By Justin Allen
I first saw Jonathan Lyndon Chase’s work about two or three years ago on Tumblr. From 2010 to around 2015—my senior year of high school to one year out of college—I frequented Tumblr. Over this span I engaged a confluence of pop cultural imagery, original art, confessional blog posts, porn, and mundane snaps and selfies. Images on Tumblr exemplify those commonly sourced for memes elaborated with text that set up a scenario or joke for which the image provides the conclusion or punch line. Thus, when made a meme, these images reflect a specific sentiment or experience that, Aria Dean writes, “sustains an appearance of individuality (‘it me’) while being wholly deindividuated (‘same’).”1 When addressing sexual dynamics and experiences, memes can cultivate a distinct intimacy, particularly when passed among social media platforms and text messages. In relating to and sharing a sexual meme, one connects with others—the likely anonymous meme makers and meme-passers with whom a sexual memory or turn-on is shared—and one connects with oneself, a type of confession-acceptance of personal kinks encouraged by public online expression.
I mention this because Chase’s work, for me, echoes such an intimacy. In Legs Legs Legs Legs (2015), two nude men splay their legs in mirroring poses, flexing their feet in a manner that makes them appear either lying down or squatting. As a black viewer, I immediately notice their hair. They look to have recently visited the barbershop. The man on the left likely sleeps in a wave cap. But what strikes me most is the artist’s use of freely painted geometric shapes to depict his subjects and the rooms they inhabit.
While frequenting Tumblr, some of the first works I saw from Chase portrayed the vogue ballroom scene, utilizing such shapes to evoke the precision, flexibility, and playful sensuality of the voguing dance form. I hesitate to describe this as a form of abstraction, but instead describe it as a portrayal of the sensorial impact of black creative performance production. Similarly,In Legs, shapes feel less like an exaggeration than an insistence on the acknowledgement of a queer social realm beyond that of exclusionary hook-up preferences and commercial simplification: a realm in which black men,wrestling with the terms of gender binarism and reveling in each other’s curves, gloriously and unashamedly exists. The work urges us to recognize.

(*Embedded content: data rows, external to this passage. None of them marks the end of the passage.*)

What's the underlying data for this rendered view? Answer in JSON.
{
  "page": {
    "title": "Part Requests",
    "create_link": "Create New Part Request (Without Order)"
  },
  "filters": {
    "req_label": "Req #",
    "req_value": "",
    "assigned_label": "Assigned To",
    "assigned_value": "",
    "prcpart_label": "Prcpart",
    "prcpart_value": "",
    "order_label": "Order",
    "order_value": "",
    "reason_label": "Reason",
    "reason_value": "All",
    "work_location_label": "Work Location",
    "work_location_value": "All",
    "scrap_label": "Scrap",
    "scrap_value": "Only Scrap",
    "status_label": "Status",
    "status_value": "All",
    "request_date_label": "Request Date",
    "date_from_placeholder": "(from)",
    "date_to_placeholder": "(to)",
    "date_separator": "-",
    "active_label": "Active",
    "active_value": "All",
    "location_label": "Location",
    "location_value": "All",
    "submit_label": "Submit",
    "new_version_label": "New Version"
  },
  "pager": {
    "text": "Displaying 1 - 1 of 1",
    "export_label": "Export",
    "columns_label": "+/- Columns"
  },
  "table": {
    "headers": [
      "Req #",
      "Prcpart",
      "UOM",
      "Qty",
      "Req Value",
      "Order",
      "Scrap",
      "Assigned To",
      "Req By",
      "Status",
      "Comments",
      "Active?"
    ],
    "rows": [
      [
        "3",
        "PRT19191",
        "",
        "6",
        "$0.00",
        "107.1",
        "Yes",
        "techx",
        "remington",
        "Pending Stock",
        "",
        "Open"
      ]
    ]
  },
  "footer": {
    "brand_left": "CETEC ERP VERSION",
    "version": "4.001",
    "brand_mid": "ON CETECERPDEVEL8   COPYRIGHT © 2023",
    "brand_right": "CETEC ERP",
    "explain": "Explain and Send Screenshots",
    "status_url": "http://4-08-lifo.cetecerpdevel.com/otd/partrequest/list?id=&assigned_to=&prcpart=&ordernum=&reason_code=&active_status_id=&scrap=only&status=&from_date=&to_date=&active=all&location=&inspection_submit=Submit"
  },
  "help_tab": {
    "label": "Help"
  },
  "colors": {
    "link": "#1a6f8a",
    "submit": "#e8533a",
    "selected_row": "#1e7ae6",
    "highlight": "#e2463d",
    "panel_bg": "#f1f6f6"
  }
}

In 3SUM (2016), Chase props the 72 x 60-inch canvas on a pair of his own sneakers. Music notes hover and give the scene a steady thump. Two men stack on all fours, one on top of the other. A third appears above them as a floating head and massive palm lifting a smoking joint to the man in the middle’s pouted lips, which form a thick red circle almost identical to that painted on his butt cheek. A similar red circle emphasizes the anuses of a black cat and tattooed man in another painting, At Trades Place (2017). In a number of works, we notice the limbs and genitals of multiple subjects blending together, intertwining, considerately disarranged like action figures misassembled.
Thinking on this painterly jumble of bodies, I am reminded of some of my own experiences of contorting and twisting myself into positions that at once reinforce giver-receiver dichotomies and relieve the sexual urges that these dichotomies can satisfy. Chase’s layering, blending, and use of the circle to depict ass, lips, sphincter, and areolas pinpoints the emotional extremities of sexual arousal that render the seemingly vulgar comforting and gratifying. Chase pulls us into the parts of ourselves aroused by the wonderful nastiness and funk of our own bodies and others.
While the work does not center in social media, I begin with an anecdote about Tumblr because Chase’s paintings point to ways social media has shifted our relationship to a medium that predates it. I do not think it is an overstatement to say that many of us more often see paintings on computer and smartphone screens than we do in person, and Chase understands this and the expectations set by an onslaught of meme generation and reception. He understands the validation in identifying with a meme when we realize that none of us are idiosyncratic alone. His paintings inch us toward confession acceptance.
For those of us part of the demographic that appear in these paintings, it is likely one of few times we have seen narratives like ours in an art gallery, let alone represented in media in a manner
that does not either conveniently overlook our sexual desires or reduce us to nothing more. Fitting, then, that I first encountered Chase’s work online, amongst a digital landscape where much content is user-generated, and thus users have a heavier hand in complicating normalcy. As online communities tighten, as their identities grow more specific and their interests more niche, hesitance toward openness often dissolves as the world and norms outside this small, comfortable space dissolve, too. Insularity allows conversations to deepen, bonds to
deepen, and the nuances that connect us to become more prominent when we exit this comfort, leaving our computers, our beds, our bedrooms to reenter the larger world. When I see Chase’s work I am reminded of this social straddling, and moments in which the unlearning of norms opened up new possibilities for living and loving with and among others. Chase’s paintings do not only feel like thoughtful representations, they feel like an embrace.